ACTIVITY =
Determine how many lines in the following listing include "data". Respond with that number only.

SUPPLIED INFORMATION =

::::

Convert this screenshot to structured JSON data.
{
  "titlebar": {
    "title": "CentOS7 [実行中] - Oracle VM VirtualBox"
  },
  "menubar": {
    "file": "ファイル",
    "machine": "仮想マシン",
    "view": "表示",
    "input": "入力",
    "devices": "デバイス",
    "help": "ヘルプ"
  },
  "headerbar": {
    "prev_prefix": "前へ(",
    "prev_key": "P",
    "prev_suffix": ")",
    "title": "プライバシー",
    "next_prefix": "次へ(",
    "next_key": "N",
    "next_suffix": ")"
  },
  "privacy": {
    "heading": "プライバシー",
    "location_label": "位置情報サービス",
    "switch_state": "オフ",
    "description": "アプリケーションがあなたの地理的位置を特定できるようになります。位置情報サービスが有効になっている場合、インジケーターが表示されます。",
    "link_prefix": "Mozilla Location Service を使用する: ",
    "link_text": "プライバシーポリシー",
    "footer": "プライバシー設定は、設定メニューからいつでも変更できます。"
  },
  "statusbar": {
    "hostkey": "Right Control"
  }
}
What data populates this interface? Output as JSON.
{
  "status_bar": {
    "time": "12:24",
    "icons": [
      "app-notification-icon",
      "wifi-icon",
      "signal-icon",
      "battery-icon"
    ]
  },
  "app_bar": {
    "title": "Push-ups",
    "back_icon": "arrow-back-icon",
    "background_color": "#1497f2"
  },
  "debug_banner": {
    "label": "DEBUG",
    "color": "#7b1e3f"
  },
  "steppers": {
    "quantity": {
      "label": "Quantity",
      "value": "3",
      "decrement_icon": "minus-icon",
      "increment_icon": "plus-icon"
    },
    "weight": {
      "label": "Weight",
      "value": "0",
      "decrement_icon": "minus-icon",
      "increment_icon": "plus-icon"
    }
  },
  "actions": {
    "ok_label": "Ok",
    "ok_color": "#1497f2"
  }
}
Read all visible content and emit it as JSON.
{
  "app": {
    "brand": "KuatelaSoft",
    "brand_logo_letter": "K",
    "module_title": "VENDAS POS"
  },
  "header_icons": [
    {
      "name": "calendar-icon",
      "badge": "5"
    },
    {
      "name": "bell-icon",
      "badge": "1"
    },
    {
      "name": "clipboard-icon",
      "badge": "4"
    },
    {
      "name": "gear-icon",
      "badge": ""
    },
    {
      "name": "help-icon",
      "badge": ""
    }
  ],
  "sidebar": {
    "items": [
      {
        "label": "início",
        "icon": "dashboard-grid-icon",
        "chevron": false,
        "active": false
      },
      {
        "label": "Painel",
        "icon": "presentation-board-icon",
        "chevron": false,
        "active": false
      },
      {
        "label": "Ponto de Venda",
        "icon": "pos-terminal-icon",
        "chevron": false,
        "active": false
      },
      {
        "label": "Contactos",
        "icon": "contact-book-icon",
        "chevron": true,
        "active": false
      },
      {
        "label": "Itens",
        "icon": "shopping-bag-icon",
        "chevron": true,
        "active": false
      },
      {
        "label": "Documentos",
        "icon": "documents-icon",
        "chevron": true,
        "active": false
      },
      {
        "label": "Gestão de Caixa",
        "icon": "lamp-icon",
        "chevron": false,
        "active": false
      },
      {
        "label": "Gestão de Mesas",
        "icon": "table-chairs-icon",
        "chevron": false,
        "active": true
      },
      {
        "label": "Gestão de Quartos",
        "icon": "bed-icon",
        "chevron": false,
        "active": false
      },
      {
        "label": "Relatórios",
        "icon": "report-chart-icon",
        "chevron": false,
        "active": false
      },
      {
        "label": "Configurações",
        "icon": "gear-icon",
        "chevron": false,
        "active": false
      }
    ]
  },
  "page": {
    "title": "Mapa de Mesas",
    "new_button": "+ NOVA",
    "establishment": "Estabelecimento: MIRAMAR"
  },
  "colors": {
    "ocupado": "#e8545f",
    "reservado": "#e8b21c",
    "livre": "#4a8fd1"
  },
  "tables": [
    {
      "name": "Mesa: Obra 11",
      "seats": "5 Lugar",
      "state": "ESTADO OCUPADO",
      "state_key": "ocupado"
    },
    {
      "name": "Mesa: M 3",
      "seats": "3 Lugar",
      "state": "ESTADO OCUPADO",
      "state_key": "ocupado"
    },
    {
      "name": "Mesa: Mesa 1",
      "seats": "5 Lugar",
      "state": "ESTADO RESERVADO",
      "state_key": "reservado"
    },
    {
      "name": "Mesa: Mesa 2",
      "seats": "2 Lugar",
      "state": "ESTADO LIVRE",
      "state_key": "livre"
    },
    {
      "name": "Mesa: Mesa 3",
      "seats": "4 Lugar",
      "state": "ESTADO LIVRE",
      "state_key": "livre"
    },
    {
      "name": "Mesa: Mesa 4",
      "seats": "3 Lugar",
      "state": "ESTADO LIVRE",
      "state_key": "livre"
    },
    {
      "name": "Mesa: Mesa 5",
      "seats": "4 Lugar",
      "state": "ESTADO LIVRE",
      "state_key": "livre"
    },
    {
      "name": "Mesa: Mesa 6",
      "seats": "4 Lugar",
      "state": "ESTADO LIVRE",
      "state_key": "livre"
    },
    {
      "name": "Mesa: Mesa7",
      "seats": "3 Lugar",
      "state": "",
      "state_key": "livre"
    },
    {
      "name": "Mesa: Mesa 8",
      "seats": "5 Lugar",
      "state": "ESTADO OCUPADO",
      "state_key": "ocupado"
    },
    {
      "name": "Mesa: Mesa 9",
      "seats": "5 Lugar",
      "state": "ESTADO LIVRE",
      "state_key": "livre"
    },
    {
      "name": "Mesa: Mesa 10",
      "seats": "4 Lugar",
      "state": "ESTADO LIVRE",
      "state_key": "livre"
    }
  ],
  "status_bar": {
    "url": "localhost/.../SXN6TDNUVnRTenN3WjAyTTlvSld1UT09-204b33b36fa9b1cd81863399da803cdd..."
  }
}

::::

EXERCISE OUTPUT =
2